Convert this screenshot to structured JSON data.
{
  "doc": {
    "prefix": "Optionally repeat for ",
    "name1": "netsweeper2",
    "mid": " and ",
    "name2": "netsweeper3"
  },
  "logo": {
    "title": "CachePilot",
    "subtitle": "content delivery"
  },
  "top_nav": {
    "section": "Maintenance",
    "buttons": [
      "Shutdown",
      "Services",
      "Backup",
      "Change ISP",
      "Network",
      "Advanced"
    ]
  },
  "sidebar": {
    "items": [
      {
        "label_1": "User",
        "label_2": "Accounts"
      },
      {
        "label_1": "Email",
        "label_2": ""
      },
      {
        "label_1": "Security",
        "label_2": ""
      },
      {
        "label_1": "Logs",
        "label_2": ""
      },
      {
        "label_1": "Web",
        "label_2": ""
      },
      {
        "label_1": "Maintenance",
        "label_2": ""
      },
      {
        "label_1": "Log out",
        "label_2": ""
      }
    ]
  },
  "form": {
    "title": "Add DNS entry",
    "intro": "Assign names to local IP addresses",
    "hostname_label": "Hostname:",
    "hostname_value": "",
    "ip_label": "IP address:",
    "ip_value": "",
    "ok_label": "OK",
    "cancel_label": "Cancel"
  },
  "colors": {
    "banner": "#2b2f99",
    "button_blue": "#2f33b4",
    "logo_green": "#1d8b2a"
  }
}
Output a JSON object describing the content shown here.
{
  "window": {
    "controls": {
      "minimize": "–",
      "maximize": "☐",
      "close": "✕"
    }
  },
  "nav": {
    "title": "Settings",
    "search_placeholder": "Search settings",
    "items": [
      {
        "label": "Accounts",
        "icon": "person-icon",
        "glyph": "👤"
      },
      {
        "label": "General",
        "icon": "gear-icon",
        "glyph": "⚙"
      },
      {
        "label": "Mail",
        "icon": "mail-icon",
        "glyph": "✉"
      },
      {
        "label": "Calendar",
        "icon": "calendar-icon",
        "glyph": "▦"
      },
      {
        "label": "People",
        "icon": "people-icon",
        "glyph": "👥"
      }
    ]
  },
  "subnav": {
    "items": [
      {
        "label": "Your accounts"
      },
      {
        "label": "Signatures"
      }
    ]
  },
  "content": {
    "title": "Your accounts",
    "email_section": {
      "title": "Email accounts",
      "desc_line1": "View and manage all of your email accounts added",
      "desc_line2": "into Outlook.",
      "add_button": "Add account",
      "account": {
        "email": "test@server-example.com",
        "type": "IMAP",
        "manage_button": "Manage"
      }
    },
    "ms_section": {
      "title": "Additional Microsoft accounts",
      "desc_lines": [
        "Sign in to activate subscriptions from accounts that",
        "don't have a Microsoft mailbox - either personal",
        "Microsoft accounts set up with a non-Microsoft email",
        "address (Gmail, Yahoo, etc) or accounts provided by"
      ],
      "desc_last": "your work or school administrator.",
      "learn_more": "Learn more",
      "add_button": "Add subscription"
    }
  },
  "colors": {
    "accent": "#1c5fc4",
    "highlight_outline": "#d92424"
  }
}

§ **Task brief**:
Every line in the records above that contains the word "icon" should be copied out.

§ **Written response**:
        "icon": "person-icon",
        "icon": "gear-icon",
        "icon": "mail-icon",
        "icon": "calendar-icon",
        "icon": "people-icon",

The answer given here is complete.